#### What is required:
Exactly as given, reproduce the records in full.

==== Task data ====

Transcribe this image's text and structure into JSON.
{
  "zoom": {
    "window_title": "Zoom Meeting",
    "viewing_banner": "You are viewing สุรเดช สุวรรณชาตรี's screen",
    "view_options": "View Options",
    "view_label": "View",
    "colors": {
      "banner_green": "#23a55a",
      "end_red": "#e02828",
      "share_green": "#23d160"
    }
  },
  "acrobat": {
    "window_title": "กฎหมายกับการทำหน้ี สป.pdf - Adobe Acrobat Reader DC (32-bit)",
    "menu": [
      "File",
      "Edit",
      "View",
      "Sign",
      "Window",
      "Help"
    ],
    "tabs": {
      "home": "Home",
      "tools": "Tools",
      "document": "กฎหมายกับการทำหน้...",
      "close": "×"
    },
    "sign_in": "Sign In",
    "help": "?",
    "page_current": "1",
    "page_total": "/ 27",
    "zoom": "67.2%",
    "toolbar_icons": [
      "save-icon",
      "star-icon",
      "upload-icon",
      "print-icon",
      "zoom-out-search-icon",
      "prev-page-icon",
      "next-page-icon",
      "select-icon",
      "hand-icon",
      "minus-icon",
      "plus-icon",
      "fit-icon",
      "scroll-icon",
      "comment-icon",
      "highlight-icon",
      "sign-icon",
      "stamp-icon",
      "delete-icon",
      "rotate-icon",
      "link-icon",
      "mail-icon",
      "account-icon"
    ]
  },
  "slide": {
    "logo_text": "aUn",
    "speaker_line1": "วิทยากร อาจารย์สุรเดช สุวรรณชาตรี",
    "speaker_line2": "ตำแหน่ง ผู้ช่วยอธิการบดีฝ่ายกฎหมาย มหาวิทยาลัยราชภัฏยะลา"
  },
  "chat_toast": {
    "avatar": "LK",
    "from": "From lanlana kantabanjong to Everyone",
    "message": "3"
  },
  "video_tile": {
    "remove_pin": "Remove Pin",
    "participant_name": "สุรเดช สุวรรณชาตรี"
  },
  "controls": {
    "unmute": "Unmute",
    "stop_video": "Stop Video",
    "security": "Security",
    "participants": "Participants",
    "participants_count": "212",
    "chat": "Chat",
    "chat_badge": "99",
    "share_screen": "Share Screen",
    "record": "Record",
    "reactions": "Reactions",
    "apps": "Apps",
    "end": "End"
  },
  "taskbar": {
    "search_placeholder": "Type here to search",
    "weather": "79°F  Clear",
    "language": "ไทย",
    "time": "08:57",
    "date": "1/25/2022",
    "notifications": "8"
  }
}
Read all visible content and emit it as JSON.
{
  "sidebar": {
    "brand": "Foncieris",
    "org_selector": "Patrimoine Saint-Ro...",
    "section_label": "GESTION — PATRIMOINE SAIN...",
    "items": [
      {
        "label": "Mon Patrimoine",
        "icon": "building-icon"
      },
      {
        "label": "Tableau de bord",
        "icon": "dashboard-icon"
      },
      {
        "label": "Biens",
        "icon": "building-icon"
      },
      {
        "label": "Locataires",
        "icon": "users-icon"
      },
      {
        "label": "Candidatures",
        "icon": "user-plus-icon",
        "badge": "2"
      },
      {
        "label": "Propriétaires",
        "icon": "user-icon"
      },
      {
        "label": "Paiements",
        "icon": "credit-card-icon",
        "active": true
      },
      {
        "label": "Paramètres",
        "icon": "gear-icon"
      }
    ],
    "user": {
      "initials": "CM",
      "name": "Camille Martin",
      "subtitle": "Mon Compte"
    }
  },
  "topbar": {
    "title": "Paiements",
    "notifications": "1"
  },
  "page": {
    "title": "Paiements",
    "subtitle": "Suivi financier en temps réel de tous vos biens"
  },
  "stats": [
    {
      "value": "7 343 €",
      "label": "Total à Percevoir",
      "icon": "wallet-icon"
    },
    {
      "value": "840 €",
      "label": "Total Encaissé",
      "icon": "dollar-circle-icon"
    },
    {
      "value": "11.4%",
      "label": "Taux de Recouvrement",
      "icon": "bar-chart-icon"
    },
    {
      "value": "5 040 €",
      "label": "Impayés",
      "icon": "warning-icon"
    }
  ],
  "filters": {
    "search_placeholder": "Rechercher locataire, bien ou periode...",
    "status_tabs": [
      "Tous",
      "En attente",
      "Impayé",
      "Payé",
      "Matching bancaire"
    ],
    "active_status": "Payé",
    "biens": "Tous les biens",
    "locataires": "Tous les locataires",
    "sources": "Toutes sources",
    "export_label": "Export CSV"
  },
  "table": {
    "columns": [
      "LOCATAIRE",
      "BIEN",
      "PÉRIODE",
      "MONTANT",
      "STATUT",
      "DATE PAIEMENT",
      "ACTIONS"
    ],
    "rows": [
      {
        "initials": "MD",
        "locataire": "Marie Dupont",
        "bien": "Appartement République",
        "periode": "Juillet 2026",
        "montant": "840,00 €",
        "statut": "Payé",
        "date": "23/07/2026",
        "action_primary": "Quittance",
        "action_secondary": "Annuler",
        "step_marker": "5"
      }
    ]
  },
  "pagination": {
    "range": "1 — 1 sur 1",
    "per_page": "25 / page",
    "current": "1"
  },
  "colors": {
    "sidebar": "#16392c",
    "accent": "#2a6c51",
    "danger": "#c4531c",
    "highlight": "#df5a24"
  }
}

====

#### Output for this task:
Transcribe this image's text and structure into JSON.
{
  "zoom": {
    "window_title": "Zoom Meeting",
    "viewing_banner": "You are viewing สุรเดช สุวรรณชาตรี's screen",
    "view_options": "View Options",
    "view_label": "View",
    "colors": {
      "banner_green": "#23a55a",
      "end_red": "#e02828",
      "share_green": "#23d160"
    }
  },
  "acrobat": {
    "window_title": "กฎหมายกับการทำหน้ี สป.pdf - Adobe Acrobat Reader DC (32-bit)",
    "menu": [
      "File",
      "Edit",
      "View",
      "Sign",
      "Window",
      "Help"
    ],
    "tabs": {
      "home": "Home",
      "tools": "Tools",
      "document": "กฎหมายกับการทำหน้...",
      "close": "×"
    },
    "sign_in": "Sign In",
    "help": "?",
    "page_current": "1",
    "page_total": "/ 27",
    "zoom": "67.2%",
    "toolbar_icons": [
      "save-icon",
      "star-icon",
      "upload-icon",
      "print-icon",
      "zoom-out-search-icon",
      "prev-page-icon",
      "next-page-icon",
      "select-icon",
      "hand-icon",
      "minus-icon",
      "plus-icon",
      "fit-icon",
      "scroll-icon",
      "comment-icon",
      "highlight-icon",
      "sign-icon",
      "stamp-icon",
      "delete-icon",
      "rotate-icon",
      "link-icon",
      "mail-icon",
      "account-icon"
    ]
  },
  "slide": {
    "logo_text": "aUn",
    "speaker_line1": "วิทยากร อาจารย์สุรเดช สุวรรณชาตรี",
    "speaker_line2": "ตำแหน่ง ผู้ช่วยอธิการบดีฝ่ายกฎหมาย มหาวิทยาลัยราชภัฏยะลา"
  },
  "chat_toast": {
    "avatar": "LK",
    "from": "From lanlana kantabanjong to Everyone",
    "message": "3"
  },
  "video_tile": {
    "remove_pin": "Remove Pin",
    "participant_name": "สุรเดช สุวรรณชาตรี"
  },
  "controls": {
    "unmute": "Unmute",
    "stop_video": "Stop Video",
    "security": "Security",
    "participants": "Participants",
    "participants_count": "212",
    "chat": "Chat",
    "chat_badge": "99",
    "share_screen": "Share Screen",
    "record": "Record",
    "reactions": "Reactions",
    "apps": "Apps",
    "end": "End"
  },
  "taskbar": {
    "search_placeholder": "Type here to search",
    "weather": "79°F  Clear",
    "language": "ไทย",
    "time": "08:57",
    "date": "1/25/2022",
    "notifications": "8"
  }
}
Read all visible content and emit it as JSON.
{
  "sidebar": {
    "brand": "Foncieris",
    "org_selector": "Patrimoine Saint-Ro...",
    "section_label": "GESTION — PATRIMOINE SAIN...",
    "items": [
      {
        "label": "Mon Patrimoine",
        "icon": "building-icon"
      },
      {
        "label": "Tableau de bord",
        "icon": "dashboard-icon"
      },
      {
        "label": "Biens",
        "icon": "building-icon"
      },
      {
        "label": "Locataires",
        "icon": "users-icon"
      },
      {
        "label": "Candidatures",
        "icon": "user-plus-icon",
        "badge": "2"
      },
      {
        "label": "Propriétaires",
        "icon": "user-icon"
      },
      {
        "label": "Paiements",
        "icon": "credit-card-icon",
        "active": true
      },
      {
        "label": "Paramètres",
        "icon": "gear-icon"
      }
    ],
    "user": {
      "initials": "CM",
      "name": "Camille Martin",
      "subtitle": "Mon Compte"
    }
  },
  "topbar": {
    "title": "Paiements",
    "notifications": "1"
  },
  "page": {
    "title": "Paiements",
    "subtitle": "Suivi financier en temps réel de tous vos biens"
  },
  "stats": [
    {
      "value": "7 343 €",
      "label": "Total à Percevoir",
      "icon": "wallet-icon"
    },
    {
      "value": "840 €",
      "label": "Total Encaissé",
      "icon": "dollar-circle-icon"
    },
    {
      "value": "11.4%",
      "label": "Taux de Recouvrement",
      "icon": "bar-chart-icon"
    },
    {
      "value": "5 040 €",
      "label": "Impayés",
      "icon": "warning-icon"
    }
  ],
  "filters": {
    "search_placeholder": "Rechercher locataire, bien ou periode...",
    "status_tabs": [
      "Tous",
      "En attente",
      "Impayé",
      "Payé",
      "Matching bancaire"
    ],
    "active_status": "Payé",
    "biens": "Tous les biens",
    "locataires": "Tous les locataires",
    "sources": "Toutes sources",
    "export_label": "Export CSV"
  },
  "table": {
    "columns": [
      "LOCATAIRE",
      "BIEN",
      "PÉRIODE",
      "MONTANT",
      "STATUT",
      "DATE PAIEMENT",
      "ACTIONS"
    ],
    "rows": [
      {
        "initials": "MD",
        "locataire": "Marie Dupont",
        "bien": "Appartement République",
        "periode": "Juillet 2026",
        "montant": "840,00 €",
        "statut": "Payé",
        "date": "23/07/2026",
        "action_primary": "Quittance",
        "action_secondary": "Annuler",
        "step_marker": "5"
      }
    ]
  },
  "pagination": {
    "range": "1 — 1 sur 1",
    "per_page": "25 / page",
    "current": "1"
  },
  "colors": {
    "sidebar": "#16392c",
    "accent": "#2a6c51",
    "danger": "#c4531c",
    "highlight": "#df5a24"
  }
}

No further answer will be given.